Costs and Consequences of Federal Telecommunications Regulations
- Examines the costs to consumers and outcomes for the public produced by ten major categories of federal telecommunications regulations.
- "Costs" include higher prices, the value of services that consumers forego as a result of the price increases, and the value of operating profits that some telecommunications firms forego when regulation reduces sales by raising prices.
- "Outcomes" are the benefits to the public produced, or harms to the public avoided, as a result of the regulations.
- Federal telecommunications regulations have significant costs.
- Regulation and taxation both redistribute wealth, but regulation does more harm per dollar redistributed. Almost all of the federal telecommunications regulations harm economic welfare more than the amount of general taxation that would be required to redistribute the same amount of wealth as the regulation.
- Information on regulatory outcomes is poor. For some regulations, outcomes are effectively unknown; for others, the best evidence shows that the regulation makes a negligible contribution to the outcome it is supposed to achieve.

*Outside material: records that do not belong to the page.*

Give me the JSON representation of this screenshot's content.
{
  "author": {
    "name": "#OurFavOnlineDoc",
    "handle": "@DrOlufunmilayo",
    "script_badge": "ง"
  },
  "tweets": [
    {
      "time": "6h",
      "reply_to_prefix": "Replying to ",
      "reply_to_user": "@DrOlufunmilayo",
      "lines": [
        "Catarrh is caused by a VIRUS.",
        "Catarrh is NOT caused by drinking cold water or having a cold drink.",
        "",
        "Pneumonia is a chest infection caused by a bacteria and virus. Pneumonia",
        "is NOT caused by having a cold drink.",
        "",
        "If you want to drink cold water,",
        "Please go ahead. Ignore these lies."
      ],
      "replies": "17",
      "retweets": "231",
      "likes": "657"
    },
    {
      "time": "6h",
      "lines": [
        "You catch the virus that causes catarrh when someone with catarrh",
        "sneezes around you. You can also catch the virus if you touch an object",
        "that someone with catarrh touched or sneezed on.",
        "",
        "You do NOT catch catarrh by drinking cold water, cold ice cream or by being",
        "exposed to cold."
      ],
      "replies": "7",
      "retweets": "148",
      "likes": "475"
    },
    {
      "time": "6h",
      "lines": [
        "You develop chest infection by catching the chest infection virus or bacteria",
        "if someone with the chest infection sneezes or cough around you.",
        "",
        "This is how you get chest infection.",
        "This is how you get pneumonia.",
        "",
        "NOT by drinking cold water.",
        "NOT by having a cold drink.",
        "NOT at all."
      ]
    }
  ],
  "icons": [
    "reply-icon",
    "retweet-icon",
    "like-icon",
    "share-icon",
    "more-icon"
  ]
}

Only one regulation – enhances 911 has clear evidence of large positive outcomes.
By the Numbers
- Federal telecommunications regulations cost consumers as much as $100 billion annually in higher prices and the value of forgone services.
- The total cost of regulation to consumers and telecommunications firms is as much as $118 billion annually.
- The off-budget costs imposed by regulation were 83 times as large as the FCC’s actual expenditures on its regulatory functions, which totaled at most $1.2 billion in fiscal 2004.
- Spectrum management is by far the most costly regulation, accounting for $77.4 billion of the total consumer cost.
- A comprehensive reform to establish flexible and transferable spectrum use rights would deliver huge consumer benefits.
- The FCC’s Performance and Accountability Report needs to do a better job of measuring outcomes and demonstrating how the FCC’s activities have achieved those outcomes.
- If data collection and program evaluation can reduce regulatory costs or improve regulatory outcomes even modestly, they will be well worth the cost.
To read this entire report please refer to the PDF to the right or the January 2006 issue of the Federal Communications Law Journal.